__Exercise goal__
What is needed is an exact copy of all the records, written out in full.

__Task inputs__
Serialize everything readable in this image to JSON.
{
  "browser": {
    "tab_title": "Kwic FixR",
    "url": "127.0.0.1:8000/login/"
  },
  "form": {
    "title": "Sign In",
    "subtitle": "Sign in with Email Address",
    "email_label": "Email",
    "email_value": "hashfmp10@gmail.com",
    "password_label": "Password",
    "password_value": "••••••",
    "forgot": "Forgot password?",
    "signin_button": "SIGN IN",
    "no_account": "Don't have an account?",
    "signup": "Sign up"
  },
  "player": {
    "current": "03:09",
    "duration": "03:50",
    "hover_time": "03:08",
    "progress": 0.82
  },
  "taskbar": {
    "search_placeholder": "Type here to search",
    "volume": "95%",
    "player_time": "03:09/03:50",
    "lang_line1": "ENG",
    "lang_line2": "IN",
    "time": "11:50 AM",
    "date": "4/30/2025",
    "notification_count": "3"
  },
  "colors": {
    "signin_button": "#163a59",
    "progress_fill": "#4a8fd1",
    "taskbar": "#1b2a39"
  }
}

__Solved problem__
Serialize everything readable in this image to JSON.
{
  "browser": {
    "tab_title": "Kwic FixR",
    "url": "127.0.0.1:8000/login/"
  },
  "form": {
    "title": "Sign In",
    "subtitle": "Sign in with Email Address",
    "email_label": "Email",
    "email_value": "hashfmp10@gmail.com",
    "password_label": "Password",
    "password_value": "••••••",
    "forgot": "Forgot password?",
    "signin_button": "SIGN IN",
    "no_account": "Don't have an account?",
    "signup": "Sign up"
  },
  "player": {
    "current": "03:09",
    "duration": "03:50",
    "hover_time": "03:08",
    "progress": 0.82
  },
  "taskbar": {
    "search_placeholder": "Type here to search",
    "volume": "95%",
    "player_time": "03:09/03:50",
    "lang_line1": "ENG",
    "lang_line2": "IN",
    "time": "11:50 AM",
    "date": "4/30/2025",
    "notification_count": "3"
  },
  "colors": {
    "signin_button": "#163a59",
    "progress_fill": "#4a8fd1",
    "taskbar": "#1b2a39"
  }
}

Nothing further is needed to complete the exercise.